Elation ... Johnathan Thurston and Darius Boyd.

Jumping for joy ... Johnathan Thurston and Darius Boyd. Photo: Getty Images

QUEENSLAND centre Greg Inglis last night admitted it was "pure luck" that he scored the match-winning try in the Origin series opener last night.

Inglis was awarded the controversial try that took the Maroons to a 18-10 lead and out of reach of NSW. Video referee Sean Hampstead ruled that Robbie Farah kicked the ball out of Inglis's grasp and therefore the Queensland star had scored a try by forcing the loose ball. Inglis said he was far from certain that he had scored the try, which took his career tally to 13 – breaking the previous record held by Dale Shearer.

"Mate it was pretty pure luck. To be honest I didn't know the ruling on it and neither did the majority of the fans or the players out there . . . but he was playing at the ball. It just goes back to luck he was doing that," Inglis said.

"I knew that I had fumbled it. I just didn't know that the foot was under it to be honest, I had my fingers crossed that it went our way but in the end it could have went either way."

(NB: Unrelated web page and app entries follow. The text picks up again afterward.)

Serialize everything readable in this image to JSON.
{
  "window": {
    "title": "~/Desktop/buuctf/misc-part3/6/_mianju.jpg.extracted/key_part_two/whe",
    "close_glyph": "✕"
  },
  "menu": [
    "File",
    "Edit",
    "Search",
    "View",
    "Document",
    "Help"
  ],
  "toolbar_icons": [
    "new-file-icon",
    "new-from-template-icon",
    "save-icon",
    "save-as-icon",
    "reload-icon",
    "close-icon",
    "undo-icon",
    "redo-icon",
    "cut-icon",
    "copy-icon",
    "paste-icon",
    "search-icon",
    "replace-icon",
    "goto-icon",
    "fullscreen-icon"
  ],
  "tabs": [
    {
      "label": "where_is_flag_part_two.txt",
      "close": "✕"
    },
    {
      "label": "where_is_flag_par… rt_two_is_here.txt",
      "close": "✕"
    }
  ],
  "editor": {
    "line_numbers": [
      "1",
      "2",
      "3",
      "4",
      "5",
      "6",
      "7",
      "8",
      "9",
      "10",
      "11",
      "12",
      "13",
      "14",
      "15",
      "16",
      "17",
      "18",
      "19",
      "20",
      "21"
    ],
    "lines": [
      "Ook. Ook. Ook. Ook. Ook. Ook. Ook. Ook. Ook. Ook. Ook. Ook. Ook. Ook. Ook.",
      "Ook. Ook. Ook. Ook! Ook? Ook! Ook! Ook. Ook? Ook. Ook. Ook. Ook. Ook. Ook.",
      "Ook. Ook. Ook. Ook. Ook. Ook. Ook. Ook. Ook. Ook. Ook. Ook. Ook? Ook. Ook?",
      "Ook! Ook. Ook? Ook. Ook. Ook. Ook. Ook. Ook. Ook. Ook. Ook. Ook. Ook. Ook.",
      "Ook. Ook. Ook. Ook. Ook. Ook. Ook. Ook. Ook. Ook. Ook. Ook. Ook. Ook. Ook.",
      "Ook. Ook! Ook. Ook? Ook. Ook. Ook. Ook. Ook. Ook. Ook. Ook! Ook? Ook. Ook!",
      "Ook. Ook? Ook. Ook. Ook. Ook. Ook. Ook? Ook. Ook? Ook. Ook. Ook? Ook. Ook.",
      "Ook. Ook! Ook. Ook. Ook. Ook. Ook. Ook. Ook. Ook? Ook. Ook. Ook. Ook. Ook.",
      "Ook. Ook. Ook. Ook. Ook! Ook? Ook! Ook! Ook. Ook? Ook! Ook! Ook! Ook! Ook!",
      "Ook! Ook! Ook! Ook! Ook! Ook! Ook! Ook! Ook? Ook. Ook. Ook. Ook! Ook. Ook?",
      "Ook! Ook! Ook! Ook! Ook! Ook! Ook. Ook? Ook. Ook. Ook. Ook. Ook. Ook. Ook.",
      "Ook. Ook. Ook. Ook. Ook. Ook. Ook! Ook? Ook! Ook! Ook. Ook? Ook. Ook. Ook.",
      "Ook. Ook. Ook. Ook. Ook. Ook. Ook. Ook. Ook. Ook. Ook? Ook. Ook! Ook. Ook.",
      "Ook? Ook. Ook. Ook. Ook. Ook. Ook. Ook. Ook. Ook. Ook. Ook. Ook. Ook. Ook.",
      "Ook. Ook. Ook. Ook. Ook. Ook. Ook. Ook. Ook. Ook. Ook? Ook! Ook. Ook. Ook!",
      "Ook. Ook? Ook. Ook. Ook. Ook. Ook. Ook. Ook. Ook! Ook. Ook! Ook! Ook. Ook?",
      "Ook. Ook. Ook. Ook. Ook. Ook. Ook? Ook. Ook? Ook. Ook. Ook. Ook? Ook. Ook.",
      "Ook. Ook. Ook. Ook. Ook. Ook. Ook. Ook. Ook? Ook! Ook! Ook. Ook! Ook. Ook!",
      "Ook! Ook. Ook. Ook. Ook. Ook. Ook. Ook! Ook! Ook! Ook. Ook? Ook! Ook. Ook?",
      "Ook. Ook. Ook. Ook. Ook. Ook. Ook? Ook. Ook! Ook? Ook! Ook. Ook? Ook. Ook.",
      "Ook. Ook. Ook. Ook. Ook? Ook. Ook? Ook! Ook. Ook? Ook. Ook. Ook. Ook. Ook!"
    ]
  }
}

Queensland also benefited from a couple of other refereeing decisions including the sin-binning of Michael Jennings, during which time the Maroons scored their first try.

Queensland No.6 Johnathan Thurston admitted: "A couple of decisions there we got the rub of the green, but that's footy".

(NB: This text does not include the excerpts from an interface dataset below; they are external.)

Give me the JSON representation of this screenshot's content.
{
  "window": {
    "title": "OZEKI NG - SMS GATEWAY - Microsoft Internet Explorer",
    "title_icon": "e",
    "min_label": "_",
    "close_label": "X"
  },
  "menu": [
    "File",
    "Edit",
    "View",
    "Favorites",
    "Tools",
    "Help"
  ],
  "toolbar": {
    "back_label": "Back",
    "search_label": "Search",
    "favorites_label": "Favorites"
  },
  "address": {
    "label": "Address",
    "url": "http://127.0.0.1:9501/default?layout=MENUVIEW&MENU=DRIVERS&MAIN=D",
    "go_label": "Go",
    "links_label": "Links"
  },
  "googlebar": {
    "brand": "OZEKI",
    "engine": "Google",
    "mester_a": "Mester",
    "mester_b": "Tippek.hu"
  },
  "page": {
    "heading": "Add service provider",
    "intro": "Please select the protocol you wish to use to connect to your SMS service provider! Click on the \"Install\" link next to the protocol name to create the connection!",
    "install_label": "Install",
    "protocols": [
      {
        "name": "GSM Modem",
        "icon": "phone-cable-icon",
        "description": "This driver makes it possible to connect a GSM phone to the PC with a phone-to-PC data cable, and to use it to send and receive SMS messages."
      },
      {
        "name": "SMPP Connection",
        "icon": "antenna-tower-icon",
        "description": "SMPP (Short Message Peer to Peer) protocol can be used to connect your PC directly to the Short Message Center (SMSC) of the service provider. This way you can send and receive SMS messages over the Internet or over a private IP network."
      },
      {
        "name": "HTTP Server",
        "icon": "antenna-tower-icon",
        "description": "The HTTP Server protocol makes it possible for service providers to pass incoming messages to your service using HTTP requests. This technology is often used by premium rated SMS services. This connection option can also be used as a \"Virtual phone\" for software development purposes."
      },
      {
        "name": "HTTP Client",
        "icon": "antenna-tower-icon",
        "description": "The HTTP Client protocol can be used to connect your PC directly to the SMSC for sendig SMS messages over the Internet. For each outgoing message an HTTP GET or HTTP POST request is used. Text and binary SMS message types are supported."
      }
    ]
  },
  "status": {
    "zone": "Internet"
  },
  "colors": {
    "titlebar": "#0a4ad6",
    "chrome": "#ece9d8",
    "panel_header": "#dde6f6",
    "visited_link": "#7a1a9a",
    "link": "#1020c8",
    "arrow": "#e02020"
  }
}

Sam Thaiday, who confirmed he had taken a "good little punch" from Mitchell Pearce during the scuffle that led to Jennings's sin-binning, said the Maroons would gladly accept the rulings.

"The refs have called them tries so they're tries, you can't argue with that," Thaiday said. "That's why they're out there and that's why the third umpire is there to go upstairs and check if it's a try or not. We just rolled with the rulings." "NSW started both halves really, really well. They came out of the gates a million miles an hour . . . we knew we were in for a big one."